_Work required_. The reply must consist of one number: how many lines of the data include the word "Memo".

_Working data_.

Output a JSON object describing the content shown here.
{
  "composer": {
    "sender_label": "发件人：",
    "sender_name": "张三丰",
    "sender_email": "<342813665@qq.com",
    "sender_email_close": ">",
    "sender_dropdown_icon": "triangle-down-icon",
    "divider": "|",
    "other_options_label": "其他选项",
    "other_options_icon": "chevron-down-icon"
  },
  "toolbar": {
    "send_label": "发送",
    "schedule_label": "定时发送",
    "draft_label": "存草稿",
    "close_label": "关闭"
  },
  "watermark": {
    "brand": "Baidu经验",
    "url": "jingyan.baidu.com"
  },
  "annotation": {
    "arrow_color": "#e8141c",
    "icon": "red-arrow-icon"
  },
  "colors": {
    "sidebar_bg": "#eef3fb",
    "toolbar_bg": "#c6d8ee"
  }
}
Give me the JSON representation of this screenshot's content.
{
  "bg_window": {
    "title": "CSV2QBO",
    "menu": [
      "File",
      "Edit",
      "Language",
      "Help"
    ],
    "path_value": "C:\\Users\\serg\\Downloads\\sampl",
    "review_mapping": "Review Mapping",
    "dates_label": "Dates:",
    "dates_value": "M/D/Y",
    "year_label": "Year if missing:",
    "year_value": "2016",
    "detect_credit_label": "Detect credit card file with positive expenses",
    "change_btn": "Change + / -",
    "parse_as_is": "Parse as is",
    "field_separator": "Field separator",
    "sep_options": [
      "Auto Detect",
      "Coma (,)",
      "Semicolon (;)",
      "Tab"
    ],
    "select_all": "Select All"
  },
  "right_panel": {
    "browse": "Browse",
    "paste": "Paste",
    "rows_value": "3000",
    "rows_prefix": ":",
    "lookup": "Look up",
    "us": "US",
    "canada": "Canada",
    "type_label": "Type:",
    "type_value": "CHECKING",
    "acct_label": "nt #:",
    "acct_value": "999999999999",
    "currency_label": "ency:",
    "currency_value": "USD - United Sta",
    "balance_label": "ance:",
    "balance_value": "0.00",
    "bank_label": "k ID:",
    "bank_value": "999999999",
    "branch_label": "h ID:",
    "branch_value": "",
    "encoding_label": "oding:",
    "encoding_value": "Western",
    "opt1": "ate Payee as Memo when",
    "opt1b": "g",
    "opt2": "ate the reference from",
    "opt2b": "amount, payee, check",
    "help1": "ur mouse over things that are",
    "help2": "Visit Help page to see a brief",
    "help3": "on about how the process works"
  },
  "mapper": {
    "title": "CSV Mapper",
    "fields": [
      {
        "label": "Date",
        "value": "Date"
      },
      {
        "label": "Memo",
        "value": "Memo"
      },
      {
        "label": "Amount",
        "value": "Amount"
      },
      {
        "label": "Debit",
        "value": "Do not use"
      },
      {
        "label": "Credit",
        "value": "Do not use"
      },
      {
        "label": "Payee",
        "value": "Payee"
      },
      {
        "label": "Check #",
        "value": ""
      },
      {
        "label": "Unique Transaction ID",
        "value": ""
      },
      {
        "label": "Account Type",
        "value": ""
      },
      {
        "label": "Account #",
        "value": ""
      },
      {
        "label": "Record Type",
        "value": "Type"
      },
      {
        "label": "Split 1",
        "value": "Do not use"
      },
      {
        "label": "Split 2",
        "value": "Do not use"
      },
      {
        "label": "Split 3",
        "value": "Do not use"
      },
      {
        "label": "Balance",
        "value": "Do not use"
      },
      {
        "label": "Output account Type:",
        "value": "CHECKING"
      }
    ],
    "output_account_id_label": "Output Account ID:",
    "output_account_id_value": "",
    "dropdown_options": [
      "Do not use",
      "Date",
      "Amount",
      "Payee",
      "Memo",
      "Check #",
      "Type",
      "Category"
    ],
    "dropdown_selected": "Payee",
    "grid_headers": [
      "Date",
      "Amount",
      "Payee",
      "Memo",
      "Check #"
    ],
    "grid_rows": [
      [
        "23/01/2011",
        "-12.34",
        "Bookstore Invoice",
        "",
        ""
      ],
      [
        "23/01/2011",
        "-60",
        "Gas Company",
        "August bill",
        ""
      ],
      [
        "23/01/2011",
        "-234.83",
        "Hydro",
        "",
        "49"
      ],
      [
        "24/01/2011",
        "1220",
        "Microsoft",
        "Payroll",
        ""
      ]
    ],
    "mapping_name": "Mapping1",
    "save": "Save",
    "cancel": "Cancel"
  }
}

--

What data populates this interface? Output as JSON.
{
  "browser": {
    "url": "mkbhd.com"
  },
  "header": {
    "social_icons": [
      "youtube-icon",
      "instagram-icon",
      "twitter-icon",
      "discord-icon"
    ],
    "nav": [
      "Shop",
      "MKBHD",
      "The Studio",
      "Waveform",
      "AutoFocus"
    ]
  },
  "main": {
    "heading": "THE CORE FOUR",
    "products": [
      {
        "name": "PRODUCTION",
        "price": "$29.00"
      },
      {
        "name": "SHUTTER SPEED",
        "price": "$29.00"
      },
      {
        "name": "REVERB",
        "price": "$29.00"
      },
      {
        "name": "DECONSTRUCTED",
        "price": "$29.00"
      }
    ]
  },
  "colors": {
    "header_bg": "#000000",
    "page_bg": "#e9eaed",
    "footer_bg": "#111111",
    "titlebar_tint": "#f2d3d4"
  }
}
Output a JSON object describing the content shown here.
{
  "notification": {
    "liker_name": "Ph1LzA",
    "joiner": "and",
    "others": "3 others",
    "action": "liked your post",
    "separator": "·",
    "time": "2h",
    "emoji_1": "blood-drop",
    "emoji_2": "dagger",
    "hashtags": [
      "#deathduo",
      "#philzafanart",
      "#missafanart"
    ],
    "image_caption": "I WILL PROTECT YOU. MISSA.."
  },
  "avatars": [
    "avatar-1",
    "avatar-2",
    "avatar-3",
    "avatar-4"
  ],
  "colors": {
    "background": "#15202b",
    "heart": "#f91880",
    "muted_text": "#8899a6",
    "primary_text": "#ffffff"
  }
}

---

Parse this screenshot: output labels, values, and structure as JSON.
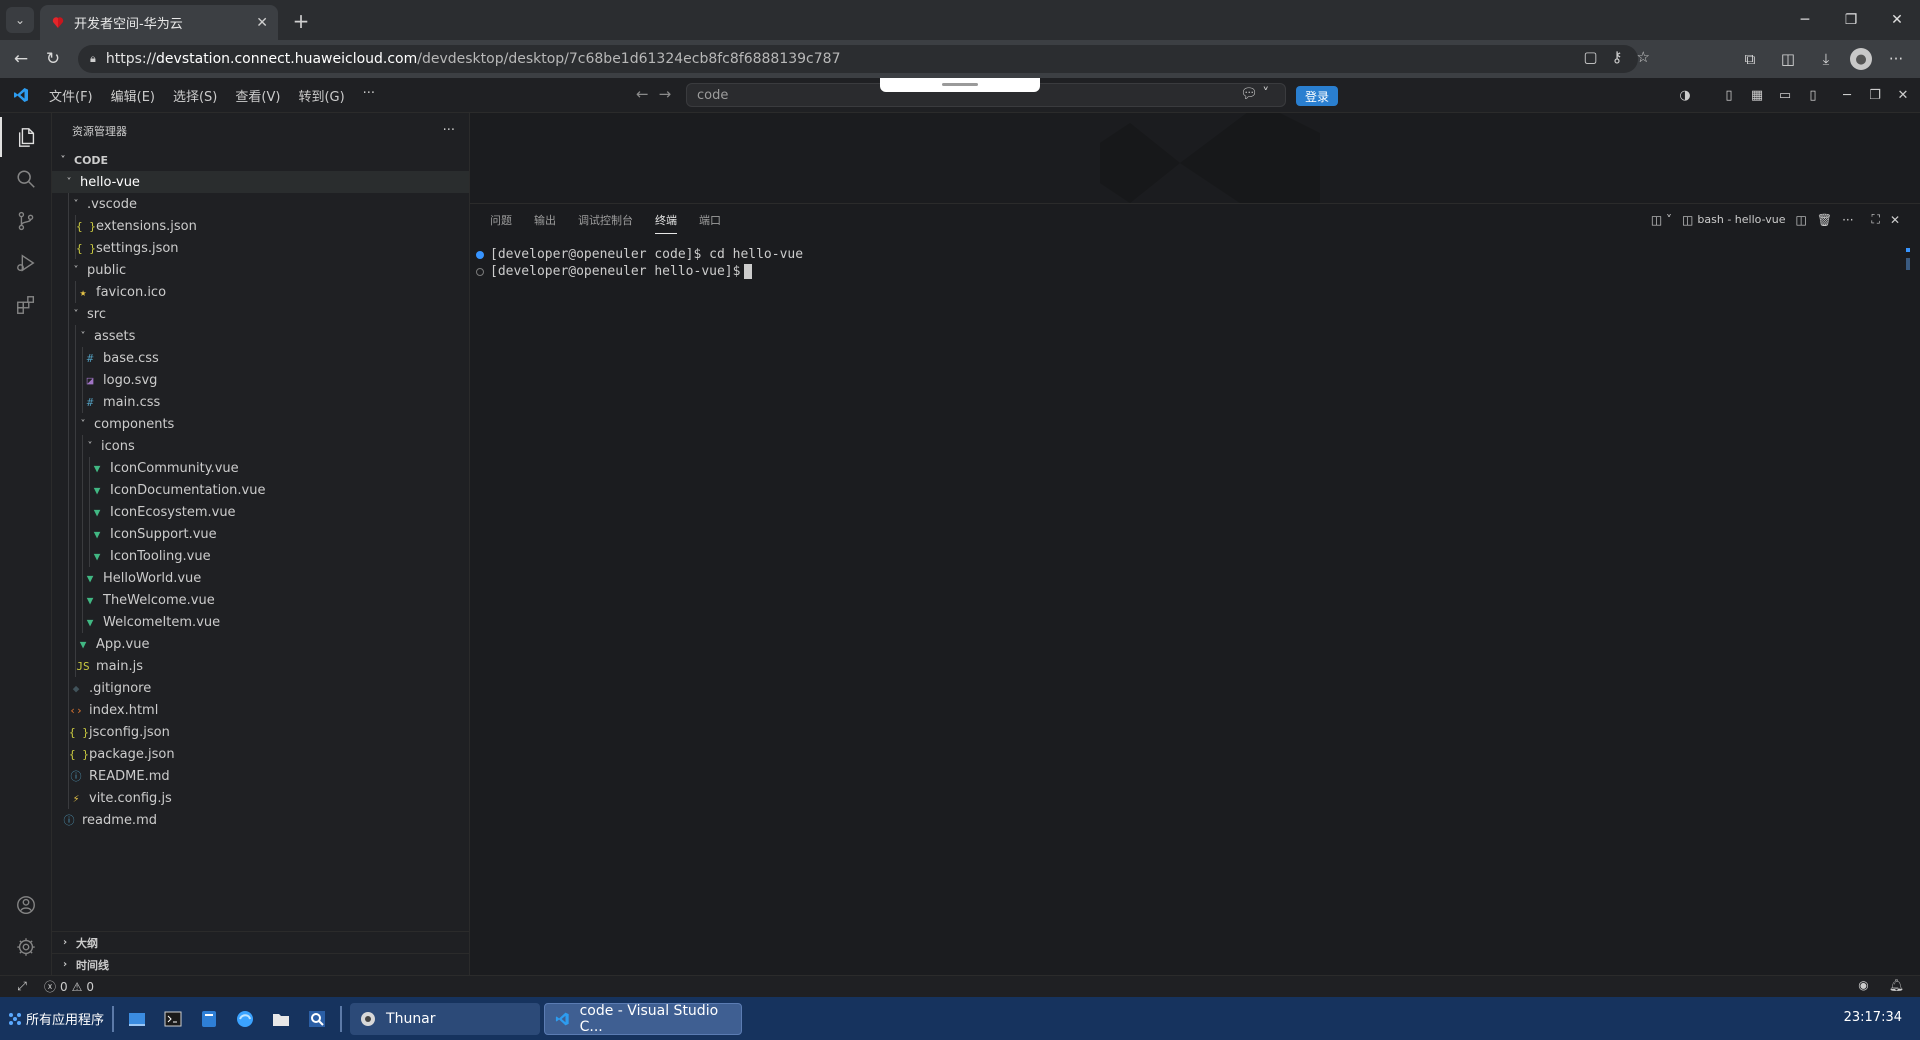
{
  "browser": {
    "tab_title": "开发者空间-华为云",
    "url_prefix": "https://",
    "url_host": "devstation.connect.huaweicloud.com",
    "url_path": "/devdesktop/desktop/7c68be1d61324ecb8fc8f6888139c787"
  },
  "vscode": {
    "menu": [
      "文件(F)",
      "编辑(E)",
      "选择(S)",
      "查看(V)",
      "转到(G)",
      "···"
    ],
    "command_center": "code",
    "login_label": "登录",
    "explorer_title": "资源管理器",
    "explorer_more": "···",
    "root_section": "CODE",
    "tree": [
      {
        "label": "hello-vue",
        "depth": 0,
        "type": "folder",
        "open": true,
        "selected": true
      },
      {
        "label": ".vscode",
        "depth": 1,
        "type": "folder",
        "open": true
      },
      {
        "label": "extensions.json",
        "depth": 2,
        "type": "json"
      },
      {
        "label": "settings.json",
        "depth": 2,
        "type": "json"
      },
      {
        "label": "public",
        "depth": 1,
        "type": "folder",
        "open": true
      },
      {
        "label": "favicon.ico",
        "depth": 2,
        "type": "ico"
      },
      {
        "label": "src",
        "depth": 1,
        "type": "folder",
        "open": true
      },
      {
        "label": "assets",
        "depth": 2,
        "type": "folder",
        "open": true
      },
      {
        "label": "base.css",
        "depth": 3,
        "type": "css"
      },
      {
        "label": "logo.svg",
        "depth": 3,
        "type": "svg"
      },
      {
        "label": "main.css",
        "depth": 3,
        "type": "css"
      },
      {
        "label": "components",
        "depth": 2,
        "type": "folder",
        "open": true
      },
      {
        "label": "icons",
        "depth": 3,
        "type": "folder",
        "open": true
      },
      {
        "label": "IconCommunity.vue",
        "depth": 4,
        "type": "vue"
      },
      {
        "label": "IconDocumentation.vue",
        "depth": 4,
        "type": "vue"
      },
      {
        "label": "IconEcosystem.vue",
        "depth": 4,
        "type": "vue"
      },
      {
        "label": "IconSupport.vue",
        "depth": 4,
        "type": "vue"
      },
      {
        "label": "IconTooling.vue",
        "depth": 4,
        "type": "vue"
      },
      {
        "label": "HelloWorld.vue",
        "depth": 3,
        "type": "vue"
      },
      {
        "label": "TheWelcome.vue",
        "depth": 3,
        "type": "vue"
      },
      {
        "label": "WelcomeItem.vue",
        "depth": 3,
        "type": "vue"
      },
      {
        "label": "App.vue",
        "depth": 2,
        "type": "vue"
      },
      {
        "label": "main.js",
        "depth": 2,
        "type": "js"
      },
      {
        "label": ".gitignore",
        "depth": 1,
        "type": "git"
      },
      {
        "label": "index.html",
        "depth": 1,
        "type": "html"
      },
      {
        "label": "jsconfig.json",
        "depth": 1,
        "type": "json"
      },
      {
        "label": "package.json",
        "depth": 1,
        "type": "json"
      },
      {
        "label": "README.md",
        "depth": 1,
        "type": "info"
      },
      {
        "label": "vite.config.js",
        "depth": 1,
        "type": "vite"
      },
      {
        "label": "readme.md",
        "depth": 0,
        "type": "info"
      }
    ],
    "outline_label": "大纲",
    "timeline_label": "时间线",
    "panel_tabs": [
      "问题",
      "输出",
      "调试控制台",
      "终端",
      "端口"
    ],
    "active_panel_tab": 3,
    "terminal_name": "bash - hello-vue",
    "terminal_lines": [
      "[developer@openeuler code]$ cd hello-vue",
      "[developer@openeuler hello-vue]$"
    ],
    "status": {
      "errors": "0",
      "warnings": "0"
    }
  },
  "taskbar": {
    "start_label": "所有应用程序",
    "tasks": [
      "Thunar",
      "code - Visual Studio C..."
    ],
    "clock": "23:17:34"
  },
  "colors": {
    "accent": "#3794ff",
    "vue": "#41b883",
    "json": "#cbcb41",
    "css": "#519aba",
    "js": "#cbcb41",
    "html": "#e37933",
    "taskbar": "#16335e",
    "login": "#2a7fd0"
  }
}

_Task solution_. 5